**Task requirements:**
Return the entries below exactly as written.

**Records for the task:**
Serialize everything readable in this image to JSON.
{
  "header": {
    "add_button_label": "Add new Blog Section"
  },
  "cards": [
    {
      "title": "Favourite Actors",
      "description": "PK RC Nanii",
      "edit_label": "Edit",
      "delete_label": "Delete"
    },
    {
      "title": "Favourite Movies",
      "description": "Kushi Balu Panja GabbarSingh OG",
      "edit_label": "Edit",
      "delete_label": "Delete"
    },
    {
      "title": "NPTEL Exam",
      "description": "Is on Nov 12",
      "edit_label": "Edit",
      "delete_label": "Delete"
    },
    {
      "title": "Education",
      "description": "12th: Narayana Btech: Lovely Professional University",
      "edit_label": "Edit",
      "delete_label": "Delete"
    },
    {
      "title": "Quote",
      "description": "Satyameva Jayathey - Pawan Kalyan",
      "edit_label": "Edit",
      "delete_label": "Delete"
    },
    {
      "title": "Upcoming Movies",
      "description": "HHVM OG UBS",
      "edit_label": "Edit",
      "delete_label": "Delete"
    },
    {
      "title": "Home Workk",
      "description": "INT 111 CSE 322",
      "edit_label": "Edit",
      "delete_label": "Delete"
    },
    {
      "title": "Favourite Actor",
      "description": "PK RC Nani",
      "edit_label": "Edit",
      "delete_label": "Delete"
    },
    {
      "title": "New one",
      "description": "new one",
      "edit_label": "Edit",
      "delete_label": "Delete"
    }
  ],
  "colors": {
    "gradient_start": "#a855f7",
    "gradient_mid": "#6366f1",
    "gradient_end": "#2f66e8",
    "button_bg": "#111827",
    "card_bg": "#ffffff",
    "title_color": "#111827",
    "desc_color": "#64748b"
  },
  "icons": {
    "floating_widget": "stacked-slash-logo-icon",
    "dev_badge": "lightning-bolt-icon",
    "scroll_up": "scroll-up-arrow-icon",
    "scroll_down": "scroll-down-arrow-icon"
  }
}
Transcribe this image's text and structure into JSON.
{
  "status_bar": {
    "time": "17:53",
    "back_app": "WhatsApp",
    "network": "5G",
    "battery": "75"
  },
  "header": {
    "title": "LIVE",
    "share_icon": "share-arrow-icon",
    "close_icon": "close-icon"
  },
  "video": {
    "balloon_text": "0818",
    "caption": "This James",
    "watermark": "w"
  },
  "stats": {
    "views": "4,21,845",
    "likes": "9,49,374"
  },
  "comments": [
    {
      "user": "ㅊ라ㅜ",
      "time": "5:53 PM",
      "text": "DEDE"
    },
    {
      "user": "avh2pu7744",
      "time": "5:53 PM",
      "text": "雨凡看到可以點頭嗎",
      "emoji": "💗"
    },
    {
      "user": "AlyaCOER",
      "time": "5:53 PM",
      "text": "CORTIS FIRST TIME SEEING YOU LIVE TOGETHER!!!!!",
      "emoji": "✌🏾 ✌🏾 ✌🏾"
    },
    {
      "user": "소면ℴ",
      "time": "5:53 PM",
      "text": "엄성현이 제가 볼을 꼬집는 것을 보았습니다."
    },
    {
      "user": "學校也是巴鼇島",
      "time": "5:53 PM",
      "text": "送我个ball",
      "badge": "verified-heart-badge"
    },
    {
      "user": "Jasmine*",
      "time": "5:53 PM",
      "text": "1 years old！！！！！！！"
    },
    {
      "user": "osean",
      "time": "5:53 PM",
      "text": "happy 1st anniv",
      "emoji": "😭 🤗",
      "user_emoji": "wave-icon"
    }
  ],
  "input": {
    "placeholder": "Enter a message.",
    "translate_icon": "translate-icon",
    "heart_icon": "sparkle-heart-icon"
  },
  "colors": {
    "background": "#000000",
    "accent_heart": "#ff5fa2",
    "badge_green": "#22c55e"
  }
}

**Solved exercise:**
Serialize everything readable in this image to JSON.
{
  "header": {
    "add_button_label": "Add new Blog Section"
  },
  "cards": [
    {
      "title": "Favourite Actors",
      "description": "PK RC Nanii",
      "edit_label": "Edit",
      "delete_label": "Delete"
    },
    {
      "title": "Favourite Movies",
      "description": "Kushi Balu Panja GabbarSingh OG",
      "edit_label": "Edit",
      "delete_label": "Delete"
    },
    {
      "title": "NPTEL Exam",
      "description": "Is on Nov 12",
      "edit_label": "Edit",
      "delete_label": "Delete"
    },
    {
      "title": "Education",
      "description": "12th: Narayana Btech: Lovely Professional University",
      "edit_label": "Edit",
      "delete_label": "Delete"
    },
    {
      "title": "Quote",
      "description": "Satyameva Jayathey - Pawan Kalyan",
      "edit_label": "Edit",
      "delete_label": "Delete"
    },
    {
      "title": "Upcoming Movies",
      "description": "HHVM OG UBS",
      "edit_label": "Edit",
      "delete_label": "Delete"
    },
    {
      "title": "Home Workk",
      "description": "INT 111 CSE 322",
      "edit_label": "Edit",
      "delete_label": "Delete"
    },
    {
      "title": "Favourite Actor",
      "description": "PK RC Nani",
      "edit_label": "Edit",
      "delete_label": "Delete"
    },
    {
      "title": "New one",
      "description": "new one",
      "edit_label": "Edit",
      "delete_label": "Delete"
    }
  ],
  "colors": {
    "gradient_start": "#a855f7",
    "gradient_mid": "#6366f1",
    "gradient_end": "#2f66e8",
    "button_bg": "#111827",
    "card_bg": "#ffffff",
    "title_color": "#111827",
    "desc_color": "#64748b"
  },
  "icons": {
    "floating_widget": "stacked-slash-logo-icon",
    "dev_badge": "lightning-bolt-icon",
    "scroll_up": "scroll-up-arrow-icon",
    "scroll_down": "scroll-down-arrow-icon"
  }
}
Transcribe this image's text and structure into JSON.
{
  "status_bar": {
    "time": "17:53",
    "back_app": "WhatsApp",
    "network": "5G",
    "battery": "75"
  },
  "header": {
    "title": "LIVE",
    "share_icon": "share-arrow-icon",
    "close_icon": "close-icon"
  },
  "video": {
    "balloon_text": "0818",
    "caption": "This James",
    "watermark": "w"
  },
  "stats": {
    "views": "4,21,845",
    "likes": "9,49,374"
  },
  "comments": [
    {
      "user": "ㅊ라ㅜ",
      "time": "5:53 PM",
      "text": "DEDE"
    },
    {
      "user": "avh2pu7744",
      "time": "5:53 PM",
      "text": "雨凡看到可以點頭嗎",
      "emoji": "💗"
    },
    {
      "user": "AlyaCOER",
      "time": "5:53 PM",
      "text": "CORTIS FIRST TIME SEEING YOU LIVE TOGETHER!!!!!",
      "emoji": "✌🏾 ✌🏾 ✌🏾"
    },
    {
      "user": "소면ℴ",
      "time": "5:53 PM",
      "text": "엄성현이 제가 볼을 꼬집는 것을 보았습니다."
    },
    {
      "user": "學校也是巴鼇島",
      "time": "5:53 PM",
      "text": "送我个ball",
      "badge": "verified-heart-badge"
    },
    {
      "user": "Jasmine*",
      "time": "5:53 PM",
      "text": "1 years old！！！！！！！"
    },
    {
      "user": "osean",
      "time": "5:53 PM",
      "text": "happy 1st anniv",
      "emoji": "😭 🤗",
      "user_emoji": "wave-icon"
    }
  ],
  "input": {
    "placeholder": "Enter a message.",
    "translate_icon": "translate-icon",
    "heart_icon": "sparkle-heart-icon"
  },
  "colors": {
    "background": "#000000",
    "accent_heart": "#ff5fa2",
    "badge_green": "#22c55e"
  }
}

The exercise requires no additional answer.